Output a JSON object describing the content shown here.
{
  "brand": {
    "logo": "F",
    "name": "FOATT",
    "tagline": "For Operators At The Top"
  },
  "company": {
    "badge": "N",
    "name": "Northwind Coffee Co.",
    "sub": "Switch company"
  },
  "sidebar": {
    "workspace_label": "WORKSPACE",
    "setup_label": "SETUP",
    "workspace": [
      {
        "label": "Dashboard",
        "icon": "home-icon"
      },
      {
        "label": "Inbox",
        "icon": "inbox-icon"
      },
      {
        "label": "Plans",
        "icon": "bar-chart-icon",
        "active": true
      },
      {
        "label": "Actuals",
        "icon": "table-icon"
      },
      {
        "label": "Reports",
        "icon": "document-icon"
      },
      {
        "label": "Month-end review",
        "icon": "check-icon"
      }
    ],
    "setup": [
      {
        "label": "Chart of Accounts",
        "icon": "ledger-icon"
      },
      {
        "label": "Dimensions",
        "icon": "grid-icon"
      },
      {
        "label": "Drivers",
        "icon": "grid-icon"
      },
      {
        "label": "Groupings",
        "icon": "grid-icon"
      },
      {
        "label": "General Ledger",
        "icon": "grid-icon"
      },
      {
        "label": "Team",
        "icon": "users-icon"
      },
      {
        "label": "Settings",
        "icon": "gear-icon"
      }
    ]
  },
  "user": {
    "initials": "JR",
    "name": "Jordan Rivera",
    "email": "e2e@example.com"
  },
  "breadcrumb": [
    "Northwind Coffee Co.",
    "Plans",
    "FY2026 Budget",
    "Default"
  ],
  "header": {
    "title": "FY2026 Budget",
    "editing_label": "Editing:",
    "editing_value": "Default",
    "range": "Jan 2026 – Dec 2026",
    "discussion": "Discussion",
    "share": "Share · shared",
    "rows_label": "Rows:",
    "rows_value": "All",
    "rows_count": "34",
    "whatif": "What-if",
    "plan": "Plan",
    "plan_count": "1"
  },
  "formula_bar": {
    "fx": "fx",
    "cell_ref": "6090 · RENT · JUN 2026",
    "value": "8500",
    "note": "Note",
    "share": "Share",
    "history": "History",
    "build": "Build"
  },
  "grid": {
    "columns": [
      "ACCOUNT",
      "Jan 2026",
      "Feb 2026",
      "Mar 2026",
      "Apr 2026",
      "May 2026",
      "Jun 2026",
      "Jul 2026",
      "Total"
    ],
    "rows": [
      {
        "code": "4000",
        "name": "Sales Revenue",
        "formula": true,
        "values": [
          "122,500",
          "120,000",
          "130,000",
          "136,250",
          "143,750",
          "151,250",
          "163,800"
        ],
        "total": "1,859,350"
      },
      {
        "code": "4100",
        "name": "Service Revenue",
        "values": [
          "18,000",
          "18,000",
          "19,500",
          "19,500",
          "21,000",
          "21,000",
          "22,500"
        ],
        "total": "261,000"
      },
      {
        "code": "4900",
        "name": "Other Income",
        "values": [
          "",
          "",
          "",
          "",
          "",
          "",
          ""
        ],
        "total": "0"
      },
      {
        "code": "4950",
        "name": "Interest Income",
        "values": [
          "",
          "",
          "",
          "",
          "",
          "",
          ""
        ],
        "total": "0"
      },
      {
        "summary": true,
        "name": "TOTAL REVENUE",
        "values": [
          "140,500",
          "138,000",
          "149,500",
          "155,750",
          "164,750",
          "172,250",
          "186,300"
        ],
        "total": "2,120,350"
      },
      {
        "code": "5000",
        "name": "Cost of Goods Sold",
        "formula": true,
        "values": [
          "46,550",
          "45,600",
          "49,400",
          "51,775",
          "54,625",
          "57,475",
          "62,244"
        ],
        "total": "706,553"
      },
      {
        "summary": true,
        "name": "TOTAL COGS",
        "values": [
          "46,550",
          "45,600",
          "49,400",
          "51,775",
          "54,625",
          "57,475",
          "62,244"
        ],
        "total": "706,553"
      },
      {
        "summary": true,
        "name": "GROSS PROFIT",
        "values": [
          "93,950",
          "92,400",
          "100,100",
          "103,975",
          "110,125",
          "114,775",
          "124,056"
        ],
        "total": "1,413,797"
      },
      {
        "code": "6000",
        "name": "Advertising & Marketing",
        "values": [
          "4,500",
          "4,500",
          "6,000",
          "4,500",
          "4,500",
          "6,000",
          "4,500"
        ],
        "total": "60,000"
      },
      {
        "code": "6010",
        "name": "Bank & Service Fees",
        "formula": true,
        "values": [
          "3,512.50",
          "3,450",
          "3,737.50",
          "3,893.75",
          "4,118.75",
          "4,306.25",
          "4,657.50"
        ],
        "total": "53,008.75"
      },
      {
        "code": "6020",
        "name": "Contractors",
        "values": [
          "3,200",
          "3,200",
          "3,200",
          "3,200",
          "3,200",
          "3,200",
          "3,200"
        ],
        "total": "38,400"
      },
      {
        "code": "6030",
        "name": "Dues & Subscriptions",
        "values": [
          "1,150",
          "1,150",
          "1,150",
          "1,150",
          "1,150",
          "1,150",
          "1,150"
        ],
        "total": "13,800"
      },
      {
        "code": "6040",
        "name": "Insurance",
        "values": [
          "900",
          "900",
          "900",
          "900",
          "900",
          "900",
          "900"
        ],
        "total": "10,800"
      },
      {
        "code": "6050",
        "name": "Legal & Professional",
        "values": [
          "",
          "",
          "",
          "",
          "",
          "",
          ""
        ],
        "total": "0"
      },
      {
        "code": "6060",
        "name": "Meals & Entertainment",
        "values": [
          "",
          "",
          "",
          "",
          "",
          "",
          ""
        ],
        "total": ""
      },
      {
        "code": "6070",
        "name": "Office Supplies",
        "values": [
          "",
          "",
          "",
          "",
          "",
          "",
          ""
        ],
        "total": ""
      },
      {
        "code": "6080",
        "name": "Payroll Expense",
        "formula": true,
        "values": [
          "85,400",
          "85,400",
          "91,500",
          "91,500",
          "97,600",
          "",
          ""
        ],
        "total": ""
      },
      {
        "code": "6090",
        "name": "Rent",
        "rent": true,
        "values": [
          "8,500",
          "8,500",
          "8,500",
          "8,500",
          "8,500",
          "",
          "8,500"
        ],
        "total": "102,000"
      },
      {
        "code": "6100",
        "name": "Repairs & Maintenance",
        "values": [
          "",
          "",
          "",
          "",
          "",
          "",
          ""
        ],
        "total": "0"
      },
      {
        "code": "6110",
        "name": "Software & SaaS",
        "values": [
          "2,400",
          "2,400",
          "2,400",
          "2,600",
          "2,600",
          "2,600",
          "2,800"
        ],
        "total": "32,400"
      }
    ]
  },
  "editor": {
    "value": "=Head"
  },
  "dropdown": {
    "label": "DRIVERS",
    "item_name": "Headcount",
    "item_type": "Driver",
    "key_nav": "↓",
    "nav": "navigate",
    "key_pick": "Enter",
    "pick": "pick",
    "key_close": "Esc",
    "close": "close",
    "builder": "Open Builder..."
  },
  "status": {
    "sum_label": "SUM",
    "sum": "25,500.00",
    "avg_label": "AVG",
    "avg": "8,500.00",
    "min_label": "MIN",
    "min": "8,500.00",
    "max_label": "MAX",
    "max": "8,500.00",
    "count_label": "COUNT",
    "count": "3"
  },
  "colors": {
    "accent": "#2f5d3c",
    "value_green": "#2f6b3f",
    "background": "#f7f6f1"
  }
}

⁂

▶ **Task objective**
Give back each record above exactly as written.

▶ **Task answer**
Output a JSON object describing the content shown here.
{
  "brand": {
    "logo": "F",
    "name": "FOATT",
    "tagline": "For Operators At The Top"
  },
  "company": {
    "badge": "N",
    "name": "Northwind Coffee Co.",
    "sub": "Switch company"
  },
  "sidebar": {
    "workspace_label": "WORKSPACE",
    "setup_label": "SETUP",
    "workspace": [
      {
        "label": "Dashboard",
        "icon": "home-icon"
      },
      {
        "label": "Inbox",
        "icon": "inbox-icon"
      },
      {
        "label": "Plans",
        "icon": "bar-chart-icon",
        "active": true
      },
      {
        "label": "Actuals",
        "icon": "table-icon"
      },
      {
        "label": "Reports",
        "icon": "document-icon"
      },
      {
        "label": "Month-end review",
        "icon": "check-icon"
      }
    ],
    "setup": [
      {
        "label": "Chart of Accounts",
        "icon": "ledger-icon"
      },
      {
        "label": "Dimensions",
        "icon": "grid-icon"
      },
      {
        "label": "Drivers",
        "icon": "grid-icon"
      },
      {
        "label": "Groupings",
        "icon": "grid-icon"
      },
      {
        "label": "General Ledger",
        "icon": "grid-icon"
      },
      {
        "label": "Team",
        "icon": "users-icon"
      },
      {
        "label": "Settings",
        "icon": "gear-icon"
      }
    ]
  },
  "user": {
    "initials": "JR",
    "name": "Jordan Rivera",
    "email": "e2e@example.com"
  },
  "breadcrumb": [
    "Northwind Coffee Co.",
    "Plans",
    "FY2026 Budget",
    "Default"
  ],
  "header": {
    "title": "FY2026 Budget",
    "editing_label": "Editing:",
    "editing_value": "Default",
    "range": "Jan 2026 – Dec 2026",
    "discussion": "Discussion",
    "share": "Share · shared",
    "rows_label": "Rows:",
    "rows_value": "All",
    "rows_count": "34",
    "whatif": "What-if",
    "plan": "Plan",
    "plan_count": "1"
  },
  "formula_bar": {
    "fx": "fx",
    "cell_ref": "6090 · RENT · JUN 2026",
    "value": "8500",
    "note": "Note",
    "share": "Share",
    "history": "History",
    "build": "Build"
  },
  "grid": {
    "columns": [
      "ACCOUNT",
      "Jan 2026",
      "Feb 2026",
      "Mar 2026",
      "Apr 2026",
      "May 2026",
      "Jun 2026",
      "Jul 2026",
      "Total"
    ],
    "rows": [
      {
        "code": "4000",
        "name": "Sales Revenue",
        "formula": true,
        "values": [
          "122,500",
          "120,000",
          "130,000",
          "136,250",
          "143,750",
          "151,250",
          "163,800"
        ],
        "total": "1,859,350"
      },
      {
        "code": "4100",
        "name": "Service Revenue",
        "values": [
          "18,000",
          "18,000",
          "19,500",
          "19,500",
          "21,000",
          "21,000",
          "22,500"
        ],
        "total": "261,000"
      },
      {
        "code": "4900",
        "name": "Other Income",
        "values": [
          "",
          "",
          "",
          "",
          "",
          "",
          ""
        ],
        "total": "0"
      },
      {
        "code": "4950",
        "name": "Interest Income",
        "values": [
          "",
          "",
          "",
          "",
          "",
          "",
          ""
        ],
        "total": "0"
      },
      {
        "summary": true,
        "name": "TOTAL REVENUE",
        "values": [
          "140,500",
          "138,000",
          "149,500",
          "155,750",
          "164,750",
          "172,250",
          "186,300"
        ],
        "total": "2,120,350"
      },
      {
        "code": "5000",
        "name": "Cost of Goods Sold",
        "formula": true,
        "values": [
          "46,550",
          "45,600",
          "49,400",
          "51,775",
          "54,625",
          "57,475",
          "62,244"
        ],
        "total": "706,553"
      },
      {
        "summary": true,
        "name": "TOTAL COGS",
        "values": [
          "46,550",
          "45,600",
          "49,400",
          "51,775",
          "54,625",
          "57,475",
          "62,244"
        ],
        "total": "706,553"
      },
      {
        "summary": true,
        "name": "GROSS PROFIT",
        "values": [
          "93,950",
          "92,400",
          "100,100",
          "103,975",
          "110,125",
          "114,775",
          "124,056"
        ],
        "total": "1,413,797"
      },
      {
        "code": "6000",
        "name": "Advertising & Marketing",
        "values": [
          "4,500",
          "4,500",
          "6,000",
          "4,500",
          "4,500",
          "6,000",
          "4,500"
        ],
        "total": "60,000"
      },
      {
        "code": "6010",
        "name": "Bank & Service Fees",
        "formula": true,
        "values": [
          "3,512.50",
          "3,450",
          "3,737.50",
          "3,893.75",
          "4,118.75",
          "4,306.25",
          "4,657.50"
        ],
        "total": "53,008.75"
      },
      {
        "code": "6020",
        "name": "Contractors",
        "values": [
          "3,200",
          "3,200",
          "3,200",
          "3,200",
          "3,200",
          "3,200",
          "3,200"
        ],
        "total": "38,400"
      },
      {
        "code": "6030",
        "name": "Dues & Subscriptions",
        "values": [
          "1,150",
          "1,150",
          "1,150",
          "1,150",
          "1,150",
          "1,150",
          "1,150"
        ],
        "total": "13,800"
      },
      {
        "code": "6040",
        "name": "Insurance",
        "values": [
          "900",
          "900",
          "900",
          "900",
          "900",
          "900",
          "900"
        ],
        "total": "10,800"
      },
      {
        "code": "6050",
        "name": "Legal & Professional",
        "values": [
          "",
          "",
          "",
          "",
          "",
          "",
          ""
        ],
        "total": "0"
      },
      {
        "code": "6060",
        "name": "Meals & Entertainment",
        "values": [
          "",
          "",
          "",
          "",
          "",
          "",
          ""
        ],
        "total": ""
      },
      {
        "code": "6070",
        "name": "Office Supplies",
        "values": [
          "",
          "",
          "",
          "",
          "",
          "",
          ""
        ],
        "total": ""
      },
      {
        "code": "6080",
        "name": "Payroll Expense",
        "formula": true,
        "values": [
          "85,400",
          "85,400",
          "91,500",
          "91,500",
          "97,600",
          "",
          ""
        ],
        "total": ""
      },
      {
        "code": "6090",
        "name": "Rent",
        "rent": true,
        "values": [
          "8,500",
          "8,500",
          "8,500",
          "8,500",
          "8,500",
          "",
          "8,500"
        ],
        "total": "102,000"
      },
      {
        "code": "6100",
        "name": "Repairs & Maintenance",
        "values": [
          "",
          "",
          "",
          "",
          "",
          "",
          ""
        ],
        "total": "0"
      },
      {
        "code": "6110",
        "name": "Software & SaaS",
        "values": [
          "2,400",
          "2,400",
          "2,400",
          "2,600",
          "2,600",
          "2,600",
          "2,800"
        ],
        "total": "32,400"
      }
    ]
  },
  "editor": {
    "value": "=Head"
  },
  "dropdown": {
    "label": "DRIVERS",
    "item_name": "Headcount",
    "item_type": "Driver",
    "key_nav": "↓",
    "nav": "navigate",
    "key_pick": "Enter",
    "pick": "pick",
    "key_close": "Esc",
    "close": "close",
    "builder": "Open Builder..."
  },
  "status": {
    "sum_label": "SUM",
    "sum": "25,500.00",
    "avg_label": "AVG",
    "avg": "8,500.00",
    "min_label": "MIN",
    "min": "8,500.00",
    "max_label": "MAX",
    "max": "8,500.00",
    "count_label": "COUNT",
    "count": "3"
  },
  "colors": {
    "accent": "#2f5d3c",
    "value_green": "#2f6b3f",
    "background": "#f7f6f1"
  }
}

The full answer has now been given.